*** Opening Supplied records ***

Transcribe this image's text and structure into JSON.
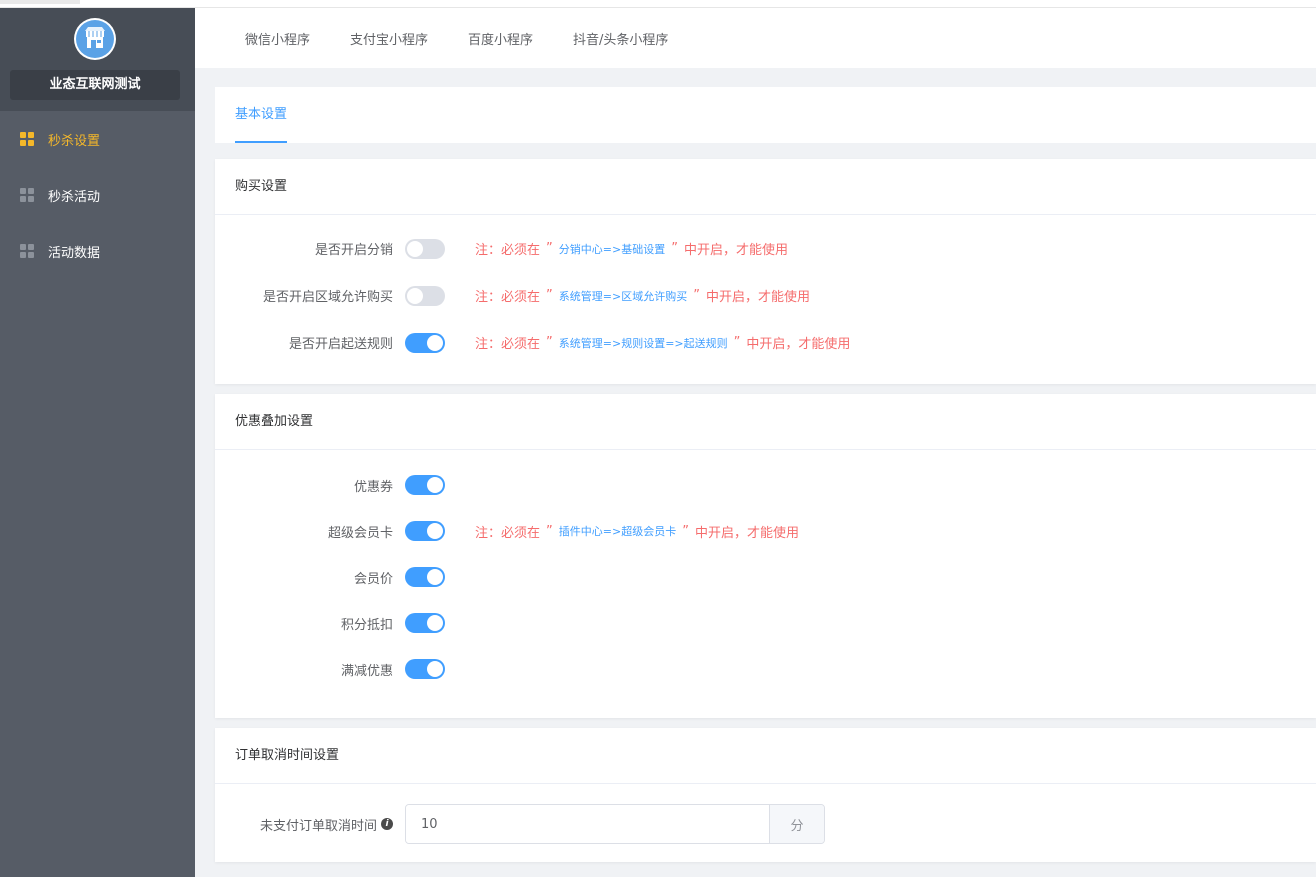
{
  "sidebar": {
    "shop_name": "业态互联网测试",
    "items": [
      {
        "label": "秒杀设置",
        "icon": "grid-icon",
        "active": true
      },
      {
        "label": "秒杀活动",
        "icon": "grid-icon",
        "active": false
      },
      {
        "label": "活动数据",
        "icon": "grid-icon",
        "active": false
      }
    ]
  },
  "platform_tabs": [
    "微信小程序",
    "支付宝小程序",
    "百度小程序",
    "抖音/头条小程序"
  ],
  "settings_tab": "基本设置",
  "purchase": {
    "title": "购买设置",
    "rows": [
      {
        "label": "是否开启分销",
        "on": false,
        "note_prefix": "注：必须在",
        "note_path": "分销中心=>基础设置",
        "note_suffix": "中开启，才能使用"
      },
      {
        "label": "是否开启区域允许购买",
        "on": false,
        "note_prefix": "注：必须在",
        "note_path": "系统管理=>区域允许购买",
        "note_suffix": "中开启，才能使用"
      },
      {
        "label": "是否开启起送规则",
        "on": true,
        "note_prefix": "注：必须在",
        "note_path": "系统管理=>规则设置=>起送规则",
        "note_suffix": "中开启，才能使用"
      }
    ]
  },
  "discount": {
    "title": "优惠叠加设置",
    "rows": [
      {
        "label": "优惠券",
        "on": true
      },
      {
        "label": "超级会员卡",
        "on": true,
        "note_prefix": "注：必须在",
        "note_path": "插件中心=>超级会员卡",
        "note_suffix": "中开启，才能使用"
      },
      {
        "label": "会员价",
        "on": true
      },
      {
        "label": "积分抵扣",
        "on": true
      },
      {
        "label": "满减优惠",
        "on": true
      }
    ]
  },
  "order_cancel": {
    "title": "订单取消时间设置",
    "label": "未支付订单取消时间",
    "value": "10",
    "unit": "分"
  },
  "quote_mark": "”",
  "colors": {
    "accent": "#409eff",
    "active_menu": "#f5b82a",
    "warning": "#f56c6c",
    "sidebar_bg": "#565c66"
  }
}
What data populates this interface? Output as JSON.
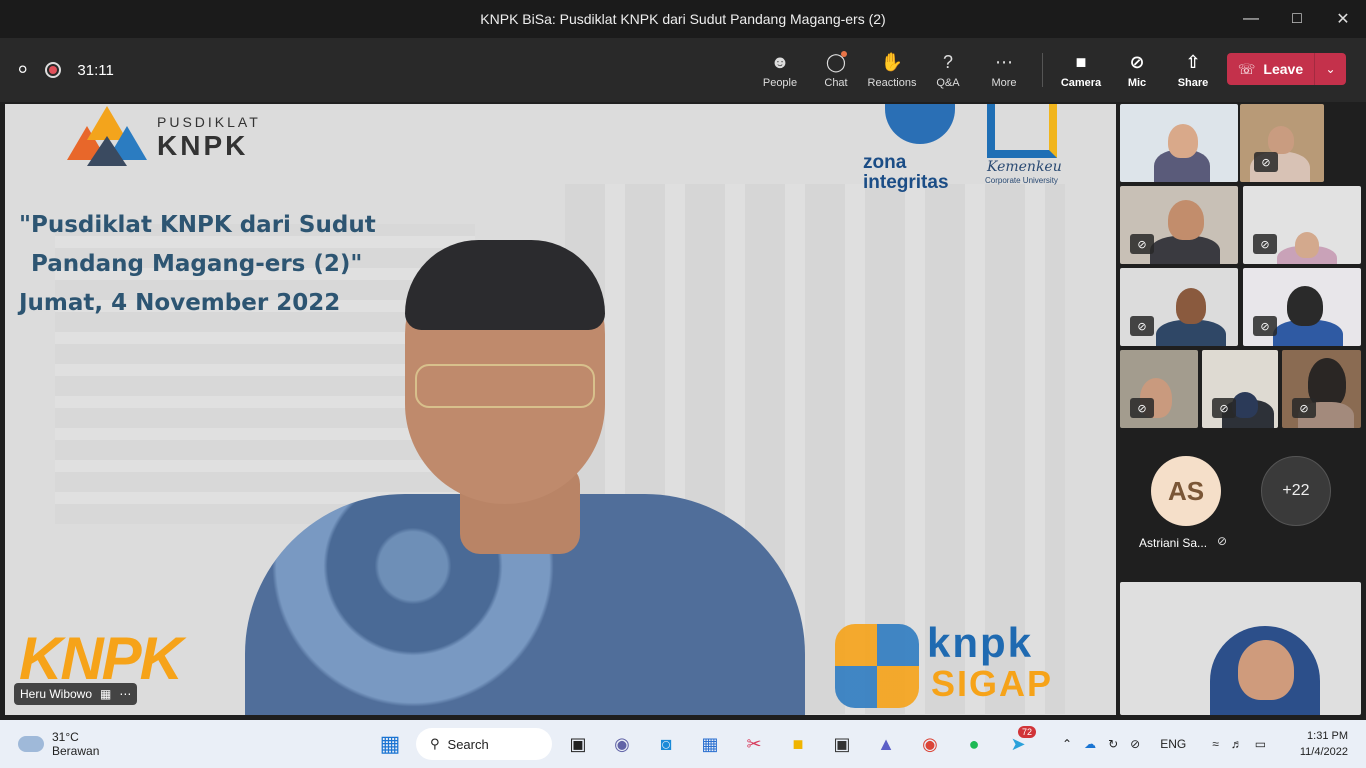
{
  "window": {
    "title": "KNPK BiSa: Pusdiklat KNPK dari Sudut Pandang Magang-ers (2)"
  },
  "meeting": {
    "timer": "31:11",
    "toolbar": [
      {
        "label": "People",
        "icon": "people-icon"
      },
      {
        "label": "Chat",
        "icon": "chat-icon"
      },
      {
        "label": "Reactions",
        "icon": "reactions-icon"
      },
      {
        "label": "Q&A",
        "icon": "qa-icon"
      },
      {
        "label": "More",
        "icon": "more-icon"
      }
    ],
    "media": [
      {
        "label": "Camera",
        "icon": "camera-icon"
      },
      {
        "label": "Mic",
        "icon": "mic-off-icon"
      },
      {
        "label": "Share",
        "icon": "share-icon"
      }
    ],
    "leave_label": "Leave"
  },
  "stage": {
    "logo_small": "PUSDIKLAT",
    "logo_big": "KNPK",
    "headline_lines": [
      "\"Pusdiklat KNPK dari Sudut",
      "Pandang Magang-ers (2)\"",
      "Jumat, 4 November 2022"
    ],
    "zona_1": "zona",
    "zona_2": "integritas",
    "kemenkeu_1": "Kemenkeu",
    "kemenkeu_2": "Corporate University",
    "knpk_orange": "KNPK",
    "sigap_1": "knpk",
    "sigap_2": "SIGAP",
    "speaker_name": "Heru Wibowo"
  },
  "participants": {
    "avatar_initials": "AS",
    "avatar_name": "Astriani Sa...",
    "overflow_count": "+22"
  },
  "taskbar": {
    "weather_temp": "31°C",
    "weather_desc": "Berawan",
    "search_label": "Search",
    "telegram_badge": "72",
    "lang": "ENG",
    "time": "1:31 PM",
    "date": "11/4/2022"
  },
  "colors": {
    "leave": "#c4314b",
    "headline": "#2d5572",
    "brand_orange": "#f6a319",
    "brand_blue": "#1f6ab1"
  }
}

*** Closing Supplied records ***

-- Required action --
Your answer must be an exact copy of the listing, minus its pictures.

-- Written solution --
Transcribe this image's text and structure into JSON.
{
  "sidebar": {
    "shop_name": "业态互联网测试",
    "items": [
      {
        "label": "秒杀设置",
        "icon": "grid-icon",
        "active": true
      },
      {
        "label": "秒杀活动",
        "icon": "grid-icon",
        "active": false
      },
      {
        "label": "活动数据",
        "icon": "grid-icon",
        "active": false
      }
    ]
  },
  "platform_tabs": [
    "微信小程序",
    "支付宝小程序",
    "百度小程序",
    "抖音/头条小程序"
  ],
  "settings_tab": "基本设置",
  "purchase": {
    "title": "购买设置",
    "rows": [
      {
        "label": "是否开启分销",
        "on": false,
        "note_prefix": "注：必须在",
        "note_path": "分销中心=>基础设置",
        "note_suffix": "中开启，才能使用"
      },
      {
        "label": "是否开启区域允许购买",
        "on": false,
        "note_prefix": "注：必须在",
        "note_path": "系统管理=>区域允许购买",
        "note_suffix": "中开启，才能使用"
      },
      {
        "label": "是否开启起送规则",
        "on": true,
        "note_prefix": "注：必须在",
        "note_path": "系统管理=>规则设置=>起送规则",
        "note_suffix": "中开启，才能使用"
      }
    ]
  },
  "discount": {
    "title": "优惠叠加设置",
    "rows": [
      {
        "label": "优惠券",
        "on": true
      },
      {
        "label": "超级会员卡",
        "on": true,
        "note_prefix": "注：必须在",
        "note_path": "插件中心=>超级会员卡",
        "note_suffix": "中开启，才能使用"
      },
      {
        "label": "会员价",
        "on": true
      },
      {
        "label": "积分抵扣",
        "on": true
      },
      {
        "label": "满减优惠",
        "on": true
      }
    ]
  },
  "order_cancel": {
    "title": "订单取消时间设置",
    "label": "未支付订单取消时间",
    "value": "10",
    "unit": "分"
  },
  "quote_mark": "”",
  "colors": {
    "accent": "#409eff",
    "active_menu": "#f5b82a",
    "warning": "#f56c6c",
    "sidebar_bg": "#565c66"
  }
}
What data populates this interface? Output as JSON.
{
  "window": {
    "title": "KNPK BiSa: Pusdiklat KNPK dari Sudut Pandang Magang-ers (2)"
  },
  "meeting": {
    "timer": "31:11",
    "toolbar": [
      {
        "label": "People",
        "icon": "people-icon"
      },
      {
        "label": "Chat",
        "icon": "chat-icon"
      },
      {
        "label": "Reactions",
        "icon": "reactions-icon"
      },
      {
        "label": "Q&A",
        "icon": "qa-icon"
      },
      {
        "label": "More",
        "icon": "more-icon"
      }
    ],
    "media": [
      {
        "label": "Camera",
        "icon": "camera-icon"
      },
      {
        "label": "Mic",
        "icon": "mic-off-icon"
      },
      {
        "label": "Share",
        "icon": "share-icon"
      }
    ],
    "leave_label": "Leave"
  },
  "stage": {
    "logo_small": "PUSDIKLAT",
    "logo_big": "KNPK",
    "headline_lines": [
      "\"Pusdiklat KNPK dari Sudut",
      "Pandang Magang-ers (2)\"",
      "Jumat, 4 November 2022"
    ],
    "zona_1": "zona",
    "zona_2": "integritas",
    "kemenkeu_1": "Kemenkeu",
    "kemenkeu_2": "Corporate University",
    "knpk_orange": "KNPK",
    "sigap_1": "knpk",
    "sigap_2": "SIGAP",
    "speaker_name": "Heru Wibowo"
  },
  "participants": {
    "avatar_initials": "AS",
    "avatar_name": "Astriani Sa...",
    "overflow_count": "+22"
  },
  "taskbar": {
    "weather_temp": "31°C",
    "weather_desc": "Berawan",
    "search_label": "Search",
    "telegram_badge": "72",
    "lang": "ENG",
    "time": "1:31 PM",
    "date": "11/4/2022"
  },
  "colors": {
    "leave": "#c4314b",
    "headline": "#2d5572",
    "brand_orange": "#f6a319",
    "brand_blue": "#1f6ab1"
  }
}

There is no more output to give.